──────── Records supplied

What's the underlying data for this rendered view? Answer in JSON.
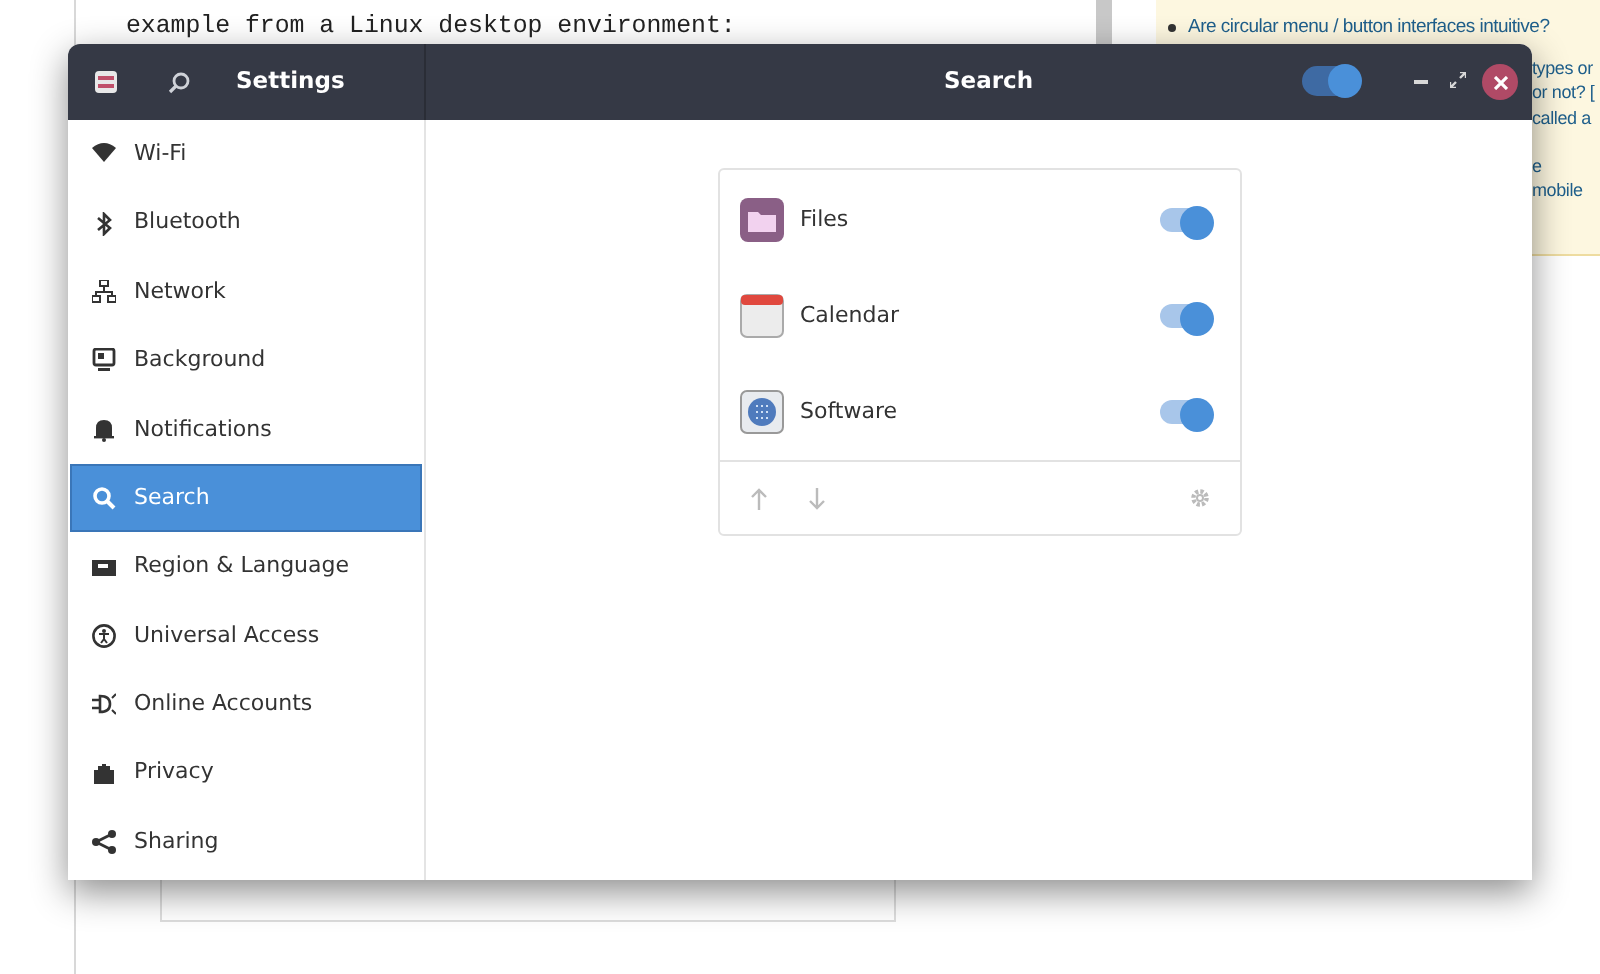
{
  "background_page": {
    "question_text": "example from a Linux desktop environment:",
    "related_links": [
      "Are circular menu / button interfaces intuitive?"
    ],
    "partial_link_texts": [
      "types or",
      "or not? [",
      "called a",
      "e",
      "mobile"
    ]
  },
  "window": {
    "title": "Settings",
    "page_title": "Search",
    "search_switch": {
      "on": true
    }
  },
  "sidebar": {
    "items": [
      {
        "label": "Wi-Fi",
        "selected": false
      },
      {
        "label": "Bluetooth",
        "selected": false
      },
      {
        "label": "Network",
        "selected": false
      },
      {
        "label": "Background",
        "selected": false
      },
      {
        "label": "Notifications",
        "selected": false
      },
      {
        "label": "Search",
        "selected": true
      },
      {
        "label": "Region & Language",
        "selected": false
      },
      {
        "label": "Universal Access",
        "selected": false
      },
      {
        "label": "Online Accounts",
        "selected": false
      },
      {
        "label": "Privacy",
        "selected": false
      },
      {
        "label": "Sharing",
        "selected": false
      }
    ]
  },
  "search_providers": [
    {
      "label": "Files",
      "on": true
    },
    {
      "label": "Calendar",
      "on": true
    },
    {
      "label": "Software",
      "on": true
    }
  ]
}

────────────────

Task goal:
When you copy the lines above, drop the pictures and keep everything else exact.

Written solution:
What's the underlying data for this rendered view? Answer in JSON.
{
  "background_page": {
    "question_text": "example from a Linux desktop environment:",
    "related_links": [
      "Are circular menu / button interfaces intuitive?"
    ],
    "partial_link_texts": [
      "types or",
      "or not? [",
      "called a",
      "e",
      "mobile"
    ]
  },
  "window": {
    "title": "Settings",
    "page_title": "Search",
    "search_switch": {
      "on": true
    }
  },
  "sidebar": {
    "items": [
      {
        "label": "Wi-Fi",
        "selected": false
      },
      {
        "label": "Bluetooth",
        "selected": false
      },
      {
        "label": "Network",
        "selected": false
      },
      {
        "label": "Background",
        "selected": false
      },
      {
        "label": "Notifications",
        "selected": false
      },
      {
        "label": "Search",
        "selected": true
      },
      {
        "label": "Region & Language",
        "selected": false
      },
      {
        "label": "Universal Access",
        "selected": false
      },
      {
        "label": "Online Accounts",
        "selected": false
      },
      {
        "label": "Privacy",
        "selected": false
      },
      {
        "label": "Sharing",
        "selected": false
      }
    ]
  },
  "search_providers": [
    {
      "label": "Files",
      "on": true
    },
    {
      "label": "Calendar",
      "on": true
    },
    {
      "label": "Software",
      "on": true
    }
  ]
}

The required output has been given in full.